The Connecticut state Capitol building in Hartford.
Danielle Wedderburn
The Connecticut state Capitol building in Hartford.

Connecticut lawmakers ended their legislative session at midnight on Wednesday. Democrats said it was a productive session in which they funded many programs and passed the largest tax cut in state history. Republicans said more could have been done.

Democrats are confident that they are leaving Hartford with the state in good financial shape even after spending $600 million on tax cuts, said House Speaker Matt Ritter.

“The public should understand, right, $3.3 billion in the rainy-day fund, we paid off almost 12% of our pension debt this year alone. That creates a lot of spending cap room next year. We are not sacrificing the future. We made responsible investments,” he said.

Lawmakers tackled a lot more issues, said Jason Rojas, the House majority leader.

“We’ve been really productive, we took on the environment bill, mental health for youth on a really solid budget that makes lots of investments in Connecticut. It’s been a good session,” he said.

The session was productive because of issues pushed by Republicans, said Vincent Candelora, the House minority leader. That includes a juvenile crime bill, government accountability and tax cuts, which he said should have been as much $1.2 billion.

“We have a $4.8 billion surplus, and the Democrats were only willing to give back to the residents $500 million. A lot of that money came in through Wall Street. We should have given it back to Main Street,” said Candelora.

These are likely to be campaign issues for lawmakers, as they seek re-election this year.
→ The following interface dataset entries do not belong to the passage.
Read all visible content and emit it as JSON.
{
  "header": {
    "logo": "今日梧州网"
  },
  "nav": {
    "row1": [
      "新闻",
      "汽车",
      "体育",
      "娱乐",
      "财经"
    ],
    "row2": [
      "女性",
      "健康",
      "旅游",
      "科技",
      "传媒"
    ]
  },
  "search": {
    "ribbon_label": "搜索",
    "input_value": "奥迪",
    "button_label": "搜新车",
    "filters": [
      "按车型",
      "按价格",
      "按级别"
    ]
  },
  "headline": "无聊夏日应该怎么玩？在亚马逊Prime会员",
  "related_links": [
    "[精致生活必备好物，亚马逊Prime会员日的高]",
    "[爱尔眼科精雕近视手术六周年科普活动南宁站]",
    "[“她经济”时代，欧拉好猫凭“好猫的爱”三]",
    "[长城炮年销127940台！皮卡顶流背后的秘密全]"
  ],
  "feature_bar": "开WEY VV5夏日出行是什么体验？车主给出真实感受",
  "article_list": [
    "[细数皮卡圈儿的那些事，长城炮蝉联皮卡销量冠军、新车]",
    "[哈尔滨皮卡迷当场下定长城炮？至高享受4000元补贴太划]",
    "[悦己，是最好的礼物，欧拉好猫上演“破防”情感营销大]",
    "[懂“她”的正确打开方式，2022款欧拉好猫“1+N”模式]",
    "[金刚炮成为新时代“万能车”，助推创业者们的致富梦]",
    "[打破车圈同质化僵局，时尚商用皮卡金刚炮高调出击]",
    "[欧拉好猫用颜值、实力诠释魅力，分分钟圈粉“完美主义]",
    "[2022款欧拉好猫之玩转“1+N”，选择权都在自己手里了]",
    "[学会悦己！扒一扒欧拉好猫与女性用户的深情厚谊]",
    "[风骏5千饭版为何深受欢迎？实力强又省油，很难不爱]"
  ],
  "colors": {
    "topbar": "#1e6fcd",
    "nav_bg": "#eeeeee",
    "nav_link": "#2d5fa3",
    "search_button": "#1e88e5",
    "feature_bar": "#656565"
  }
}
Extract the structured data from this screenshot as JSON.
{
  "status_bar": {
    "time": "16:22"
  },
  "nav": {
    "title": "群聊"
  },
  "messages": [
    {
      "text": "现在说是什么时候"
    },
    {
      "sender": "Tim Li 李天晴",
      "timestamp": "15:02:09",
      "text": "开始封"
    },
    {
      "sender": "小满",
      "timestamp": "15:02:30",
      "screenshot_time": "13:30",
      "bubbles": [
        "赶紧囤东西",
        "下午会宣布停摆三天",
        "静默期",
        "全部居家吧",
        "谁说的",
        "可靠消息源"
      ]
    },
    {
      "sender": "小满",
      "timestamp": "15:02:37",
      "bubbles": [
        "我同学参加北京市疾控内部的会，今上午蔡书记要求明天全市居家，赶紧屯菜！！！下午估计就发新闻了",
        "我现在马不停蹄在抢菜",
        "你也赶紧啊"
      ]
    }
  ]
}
As WSHU Public Radio’s award-winning senior political reporter, Ebong Udoma draws on his extensive tenure to delve deep into state politics during a major election year.